Dohn A., Clausen J. (2010). Optimizing the slab yard planning and crane scheduling problem using a two-stage heuristic. International Journal of Production Research 48(15): 4585–4608. http://dx.doi.org/10.1080/00207540902998331.

Fronius K. (1989). Arbeiten und Anlagen im Sägewerk – Band 2 Spaner, Kreissägen und Bandsägen. DRW-Verlag, Leinfelden-Echterdingen.

Fronius K. (1991). Arbeiten und Anlagen im Sägewerk – Band 3 Gatter, Nebenmaschinen, Schnitt- und Restholzbehandlung. DRW - Verlag, Leinfelden- Echterdingen.

Greigeritsch T. (2009). Neue Methoden zur Planung und Optimierung der Schnittholzproduktion von Nadelholzsägewerken. Gabler Research, Wiesbaden. http://dx.doi.org/10.1007/978-3-8349-8409-8.

Greigeritsch T., Gronalt M., Teischinger A. (2007). Short and medium term production planning and material flow simulation in sawmilling industry. In: Modelling the wood chain: foresty – wood industry – wood product markets, 17.–19. September 2007, Helsinki.

Gronalt M., Greigeritsch T. (2008). Stoffstrombasiertes Produktionsmanagement für Sägebetriebe. Fabrik der Zukunft.

Hirsch P., Palfi A., Gronalt M. (2012). Solving a time constrained two-crane routing problem for material handling with an ant colony optimization approach: an application in the roof-tile industry. International Journal of Production Research 50(20): 6005–6021. http://dx.doi.org/10.1080/00207543.2011.640957.

Kyle R.G., Ludka C.R. (2000). Simulating the furniture industry. In: Proceedings of the 2000 Winter Simulation Conference. p. 1347–1350. http://dx.doi.org/10.1109/WSC.2000.899107.
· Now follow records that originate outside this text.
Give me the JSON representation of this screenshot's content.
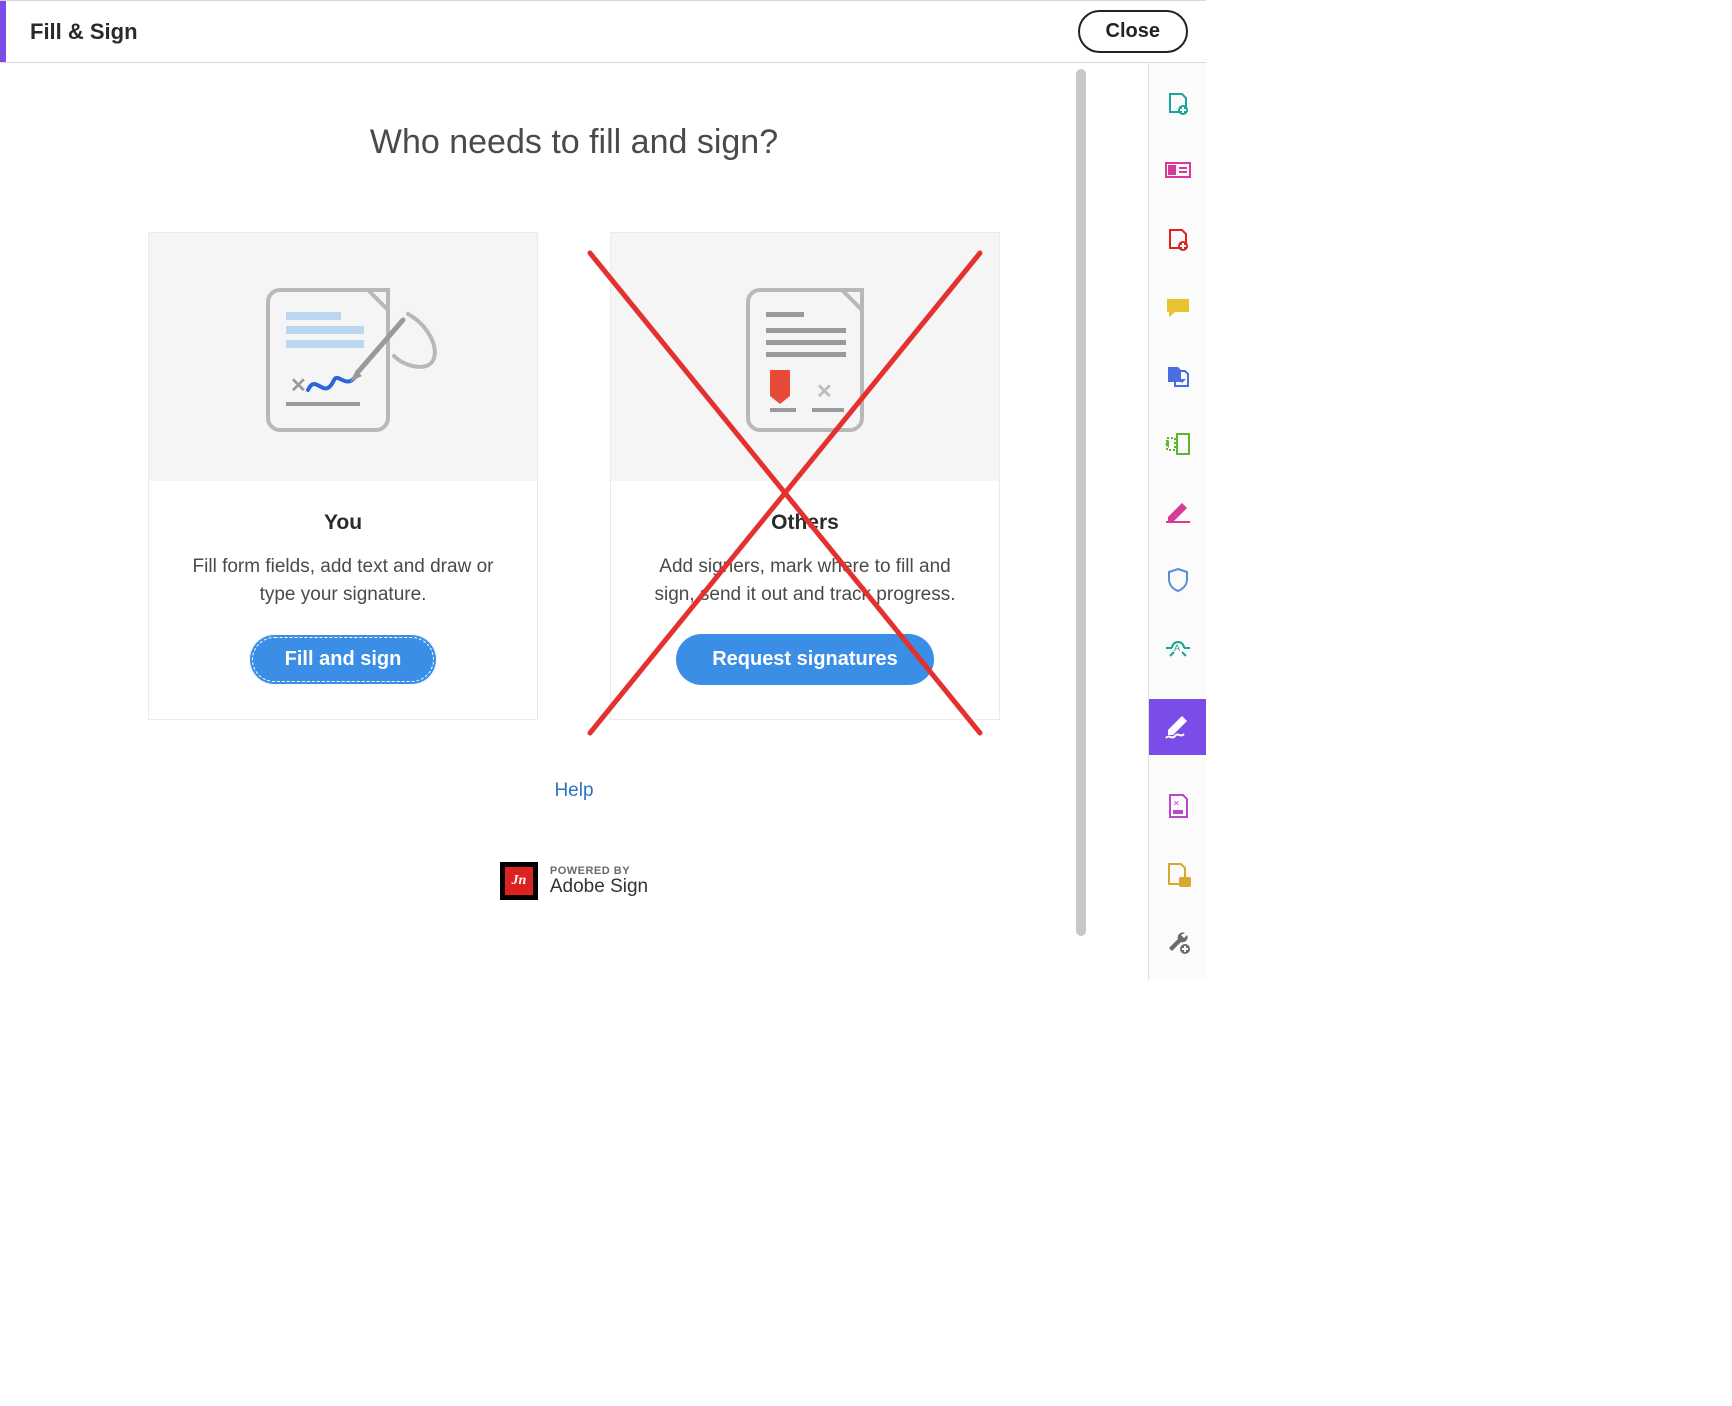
{
  "topbar": {
    "title": "Fill & Sign",
    "close_label": "Close"
  },
  "main": {
    "heading": "Who needs to fill and sign?",
    "help_label": "Help",
    "powered_small": "POWERED BY",
    "powered_big": "Adobe Sign"
  },
  "cards": {
    "you": {
      "title": "You",
      "desc": "Fill form fields, add text and draw or type your signature.",
      "button": "Fill and sign"
    },
    "others": {
      "title": "Others",
      "desc": "Add signers, mark where to fill and sign, send it out and track progress.",
      "button": "Request signatures"
    }
  },
  "rail": {
    "items": [
      "export-pdf-icon",
      "edit-text-icon",
      "create-pdf-icon",
      "comment-icon",
      "combine-files-icon",
      "organize-pages-icon",
      "fill-sign-icon",
      "protect-icon",
      "stamp-icon",
      "sign-active-icon",
      "redact-icon",
      "compare-icon",
      "more-tools-icon"
    ],
    "active_index": 9
  },
  "colors": {
    "accent": "#7a4de8",
    "primary_button": "#3a8ee6",
    "annotation_red": "#e53030"
  }
}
Mendoza G.A., Meimban R.J., Araman P.A., Luppold W.G. (1991). Combined log inventory and process simulation models for the planning and control of sawmill operations. In: Proceedings of the 23rd CIRP International Seminar on Manufacturing Systems.

Ramis F., Jarpa R., Palma J., Sánchez J., Baesler F., Sepúlveda J. (2004). Bottleneck analysis using simulation. American institute of industrial engineering. Proceedings of Simulation Solutions 2004.

Randhawa S.U., Brunner C.C., Funck J.W., Zhang G. (1994). A discrete event object-oriented modeling environment for sawmill simulation. Simulation 62(2): 119–130. http://dx.doi.org/10.1177/003754979406200206.

Todoroki C., Rönnqvist M. (2002). Dynamic control of timber production at a sawmill with log sawing optimization. Scandinavian Journal of Forest Research 17: 79–89. http://dx.doi.org/10.1080/028275802317221118.

Wagenführ A., Scholz F. (2008). Taschenbuch der Holztechnik. Carl Hanser Verlag, München.

Yanasse H.H., Limeira M.S. (2006). A hybrid heuristic to reduce the number of different patterns in cutting stock problems. Computers & Operations Research 33: 2744–2756. http://dx.doi.org/10.1016/j.cor.2005.02.026.

*Total of 18 references*

Click this link to register for Silva Fennica submission and tracking system.

If you are a registered user, log in to save your selected articles for later access.

Your selected articles

Your search results

Baesler F.F., Moraga M., Ramis F.J. (2002). Productivity improvement in the wood industry using simulation and artificial intelligence. In: Proceedings of the 34th conference on Winter simulation: exploring new frontiers. p. 1095–1098.

Baesler F.F., Araya E., Ramis F.J., Sepúlveda J.A. (2004). The use of simulation and design of experiments for productivity improvement in the sawmill industry. In: Proceedings of the 36th conference on Winter simulation. p. 1218–1221.